■ Data for processing:
• • • • •
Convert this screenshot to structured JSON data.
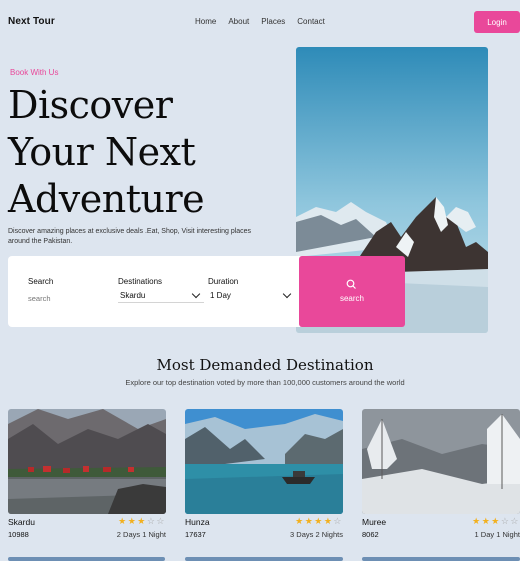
{
  "nav": {
    "brand": "Next Tour",
    "links": [
      "Home",
      "About",
      "Places",
      "Contact"
    ],
    "login_label": "Login"
  },
  "hero": {
    "eyebrow": "Book With Us",
    "headline": [
      "Discover",
      "Your Next",
      "Adventure"
    ],
    "description": "Discover amazing places at exclusive deals .Eat, Shop, Visit interesting places around the Pakistan."
  },
  "search": {
    "search_label": "Search",
    "search_placeholder": "search",
    "destinations_label": "Destinations",
    "destinations_value": "Skardu",
    "duration_label": "Duration",
    "duration_value": "1 Day",
    "button_label": "search"
  },
  "section": {
    "title": "Most Demanded Destination",
    "subtitle": "Explore our top destination voted by more than 100,000 customers around the world"
  },
  "cards": [
    {
      "name": "Skardu",
      "price": "10988",
      "duration": "2 Days 1 Night",
      "rating": 3
    },
    {
      "name": "Hunza",
      "price": "17637",
      "duration": "3 Days 2 Nights",
      "rating": 4
    },
    {
      "name": "Muree",
      "price": "8062",
      "duration": "1 Day 1 Night",
      "rating": 3
    }
  ],
  "colors": {
    "accent": "#e9489a",
    "background": "#dde5ef",
    "star": "#f2b01e"
  }
}
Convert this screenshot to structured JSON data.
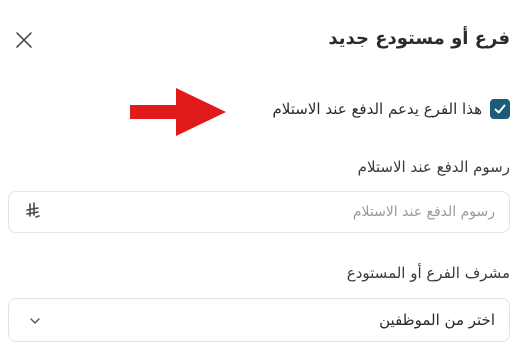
{
  "modal": {
    "title": "فرع أو مستودع جديد",
    "close_icon": "close-icon"
  },
  "cod_checkbox": {
    "label": "هذا الفرع يدعم الدفع عند الاستلام",
    "checked": true,
    "color": "#1c5c78"
  },
  "annotation": {
    "arrow_color": "#e11b1b"
  },
  "cod_fee": {
    "label": "رسوم الدفع عند الاستلام",
    "placeholder": "رسوم الدفع عند الاستلام",
    "currency_symbol": "⃁",
    "currency_icon": "saudi-riyal-icon"
  },
  "supervisor": {
    "label": "مشرف الفرع أو المستودع",
    "selected": "اختر من الموظفين",
    "chevron_icon": "chevron-down-icon"
  }
}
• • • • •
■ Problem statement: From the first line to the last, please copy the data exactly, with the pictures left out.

■ Solved exercise:
Convert this screenshot to structured JSON data.
{
  "nav": {
    "brand": "Next Tour",
    "links": [
      "Home",
      "About",
      "Places",
      "Contact"
    ],
    "login_label": "Login"
  },
  "hero": {
    "eyebrow": "Book With Us",
    "headline": [
      "Discover",
      "Your Next",
      "Adventure"
    ],
    "description": "Discover amazing places at exclusive deals .Eat, Shop, Visit interesting places around the Pakistan."
  },
  "search": {
    "search_label": "Search",
    "search_placeholder": "search",
    "destinations_label": "Destinations",
    "destinations_value": "Skardu",
    "duration_label": "Duration",
    "duration_value": "1 Day",
    "button_label": "search"
  },
  "section": {
    "title": "Most Demanded Destination",
    "subtitle": "Explore our top destination voted by more than 100,000 customers around the world"
  },
  "cards": [
    {
      "name": "Skardu",
      "price": "10988",
      "duration": "2 Days 1 Night",
      "rating": 3
    },
    {
      "name": "Hunza",
      "price": "17637",
      "duration": "3 Days 2 Nights",
      "rating": 4
    },
    {
      "name": "Muree",
      "price": "8062",
      "duration": "1 Day 1 Night",
      "rating": 3
    }
  ],
  "colors": {
    "accent": "#e9489a",
    "background": "#dde5ef",
    "star": "#f2b01e"
  }
}
Convert this screenshot to structured JSON data.
{
  "modal": {
    "title": "فرع أو مستودع جديد",
    "close_icon": "close-icon"
  },
  "cod_checkbox": {
    "label": "هذا الفرع يدعم الدفع عند الاستلام",
    "checked": true,
    "color": "#1c5c78"
  },
  "annotation": {
    "arrow_color": "#e11b1b"
  },
  "cod_fee": {
    "label": "رسوم الدفع عند الاستلام",
    "placeholder": "رسوم الدفع عند الاستلام",
    "currency_symbol": "⃁",
    "currency_icon": "saudi-riyal-icon"
  },
  "supervisor": {
    "label": "مشرف الفرع أو المستودع",
    "selected": "اختر من الموظفين",
    "chevron_icon": "chevron-down-icon"
  }
}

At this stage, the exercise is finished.